Stroke is a global issue and has been identified as a major cause of permanent disability. The progress of stroke awareness and numerous stroke prevention measures have not reduced the incidence of stroke.
A major concern after stroke is the risk of having a second one. If a stroke victim does not adapt well to his initial stroke, the risk of a secondary or recurrent stroke is very high. It is estimated that the risk of having a second stroke or any other vascular problem within five years of the initial brain attack is approximately 25%.
The outcome of the second stroke is no laughing matter. It may result in death if it occurs within 28 days of the first stroke. It may also lead to a higher risk of permanent disability and further dependence on other people.
Providing lifestyle information helps prevent stroke
Risk factors for a recurrent stroke are smoking, an unhealthy diet, too much alcohol intake and lack of exercise. We now understand that programs to prevent a recurrent stroke should not only focus on prescribing secondary prevention medication such as antihypertensives and statins (medicines which improve cholesterol levels by reducing LDL cholesterol levels) but should also include provision of lifestyle information and teachings on behavior modification.
Dispensing lifestyle information should be started as soon as a stroke victim is admitted to a hospital and should not be stopped even if the stroke survivor is ready for discharge. It should be reaffirmed by community-based health care professionals once the stroke victim is at home. It is crucial to bring a change in lifestyle from the stroke victim and family.
Lifestyle information as a part of secondary prevention also helps patients maintain a healthy lifestyle. Changes made by the stroke survivors and their immediate family members can save lives and reduce the outcome of permanent disability. Such changes also have an impact on family and can reduce disruption of familial relationships.
There is a need for more post-stroke education
Despite recent efforts, stroke victims state that they receive little or no lifestyle information. And there is only a fraction of available literature which provides effective secondary prevention lifestyle information.
Even if provision of lifestyle information is very important in stroke cases, a novel study showed that it is not done diligently. In the study, about 50% of stroke patients indicated that they were not given any dietary advice. About a third of stroke victims declared that they had not received any information about physical activity. Sadly, about 54% of stroke victims also stated that they did not receive any lifestyle information at all.
To address this need, a novel study was undertaken in Scotland to explore the beliefs and perceptions of stroke survivors and their family members about the teaching of lifestyle information after a stroke.

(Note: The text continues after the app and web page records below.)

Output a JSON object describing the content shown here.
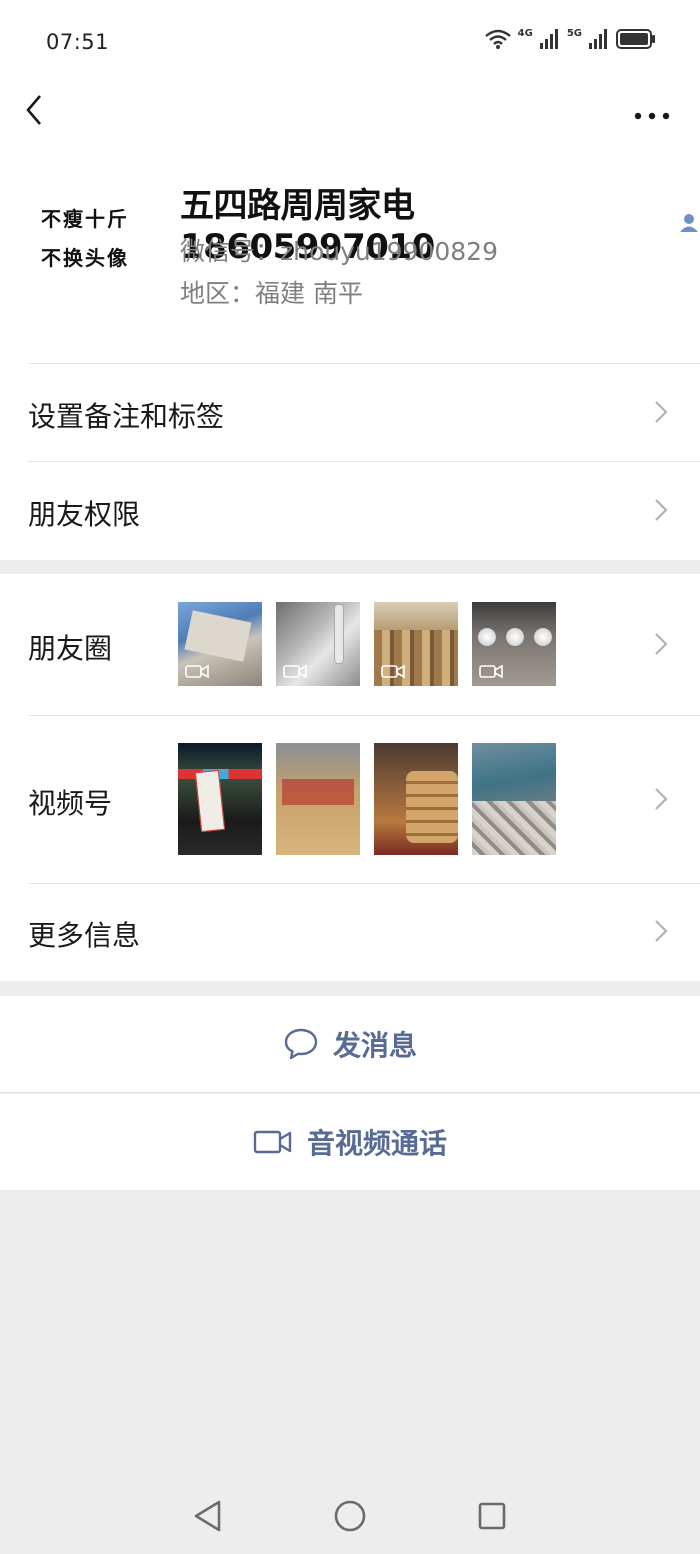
{
  "status_bar": {
    "time": "07:51",
    "network_1": "4G",
    "network_2": "5G"
  },
  "profile": {
    "avatar_text": [
      "不瘦十斤",
      "不换头像"
    ],
    "nickname": "五四路周周家电18605997010",
    "wechat_id": "微信号：zhouyu19900829",
    "region": "地区：福建  南平"
  },
  "menu": {
    "remark_tags": "设置备注和标签",
    "friend_permissions": "朋友权限",
    "moments": "朋友圈",
    "channels": "视频号",
    "more_info": "更多信息"
  },
  "moments_thumbs": [
    "box-package",
    "faucet",
    "snack-trays",
    "lamps"
  ],
  "channels_thumbs": [
    "ticket-night",
    "basketball-court",
    "steamer-food",
    "aerial-city"
  ],
  "actions": {
    "send_message": "发消息",
    "av_call": "音视频通话"
  },
  "colors": {
    "link": "#576b95",
    "background": "#ededed",
    "chevron": "#b2b2b2"
  },
  "icons": [
    "back-icon",
    "more-icon",
    "contact-icon",
    "chevron-right-icon",
    "video-icon",
    "chat-bubble-icon",
    "video-camera-icon"
  ]
}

Patient experience of lifestyle information
The study team enlisted 49 volunteers. These volunteers included 29 stroke survivors and 20 family members. Of these stroke victims, 7 were identified to have aphasia. According to the US National Institutes of Health, “Aphasia is a disorder caused by damage to the parts of the brain that control language. It can make it hard for you to read, write and say what you mean to say”.
The study team performed focus group discussions with stroke victims (aged 18 years old and above) who were living at home with their family as well as family members who were living with an adult stroke survivor. Focus group discussions were carried out by the research team to promote interaction among the volunteers of the study. The idea was to emphasize agreements and disagreements among the volunteers. It also helped the study team observe and note non-verbal communication within members of the study group. The researchers elected to perform focus group discussions because this approach has been used successfully with stroke victims who have problems with communication.
Giving the right information, at the right time, the right way
Initially, almost all of the stroke volunteers including their family members said that they had received no health teachings about lifestyle associated with stroke. But when pressed further, the participants replied that they were given written lifestyle information.
1. The researchers found out that the information on lifestyle was given at the wrong time. This was during a time when the stroke victim was not receptive to the health education.
2. The study team also discovered that the health teachings were not verbally reinforced and that family members were rarely involved even when the stroke victim has aphasia.
Educating stroke victims and their families should start on the first day of admission in a medical center and should be reinforced by the healthcare team daily. Daily reinforcement ensures that lifestyle information given is absorbed by the recipient and it also gives time for stroke victims and their families to clarify any point.
3. The volunteers of the study also stated that the information provided by the healthcare team about healthy lifestyle behavior was often very confusing, sometimes even contradictory. In the end, they didn’t know who to listen to and admitted that family and peers both influenced their behavioral patterns after the stroke. On the contrary, the volunteers rarely discussed the influence made by the healthcare professionals – the very same people who should have made an impact on lifestyle information.
Changing post-stroke education
The study showed that dispensing lifestyle and health information are not sufficient in stimulating and enabling a change in behavior, even after a major life-threatening event. The provision of lifestyle information needs a correct timing and should be done when the stroke victims and their families are most receptive. It is also important to provide patients with appropriate resources, instead of standard information.
The research team also pointed out the influence of family members on patterns of lifestyle behavior. A stroke victim cannot succeed in maintaining a healthy lifestyle without the support of his family. The researchers concluded that healthcare professionals should take this into account, as relatives can help them change the way they perform their health education. This in turn will benefit stroke victims and their families, who will absorb lifestyle information better.
The study team also acknowledged that post-stroke depression and reduced mobility may affect stroke victims control over their lifestyle.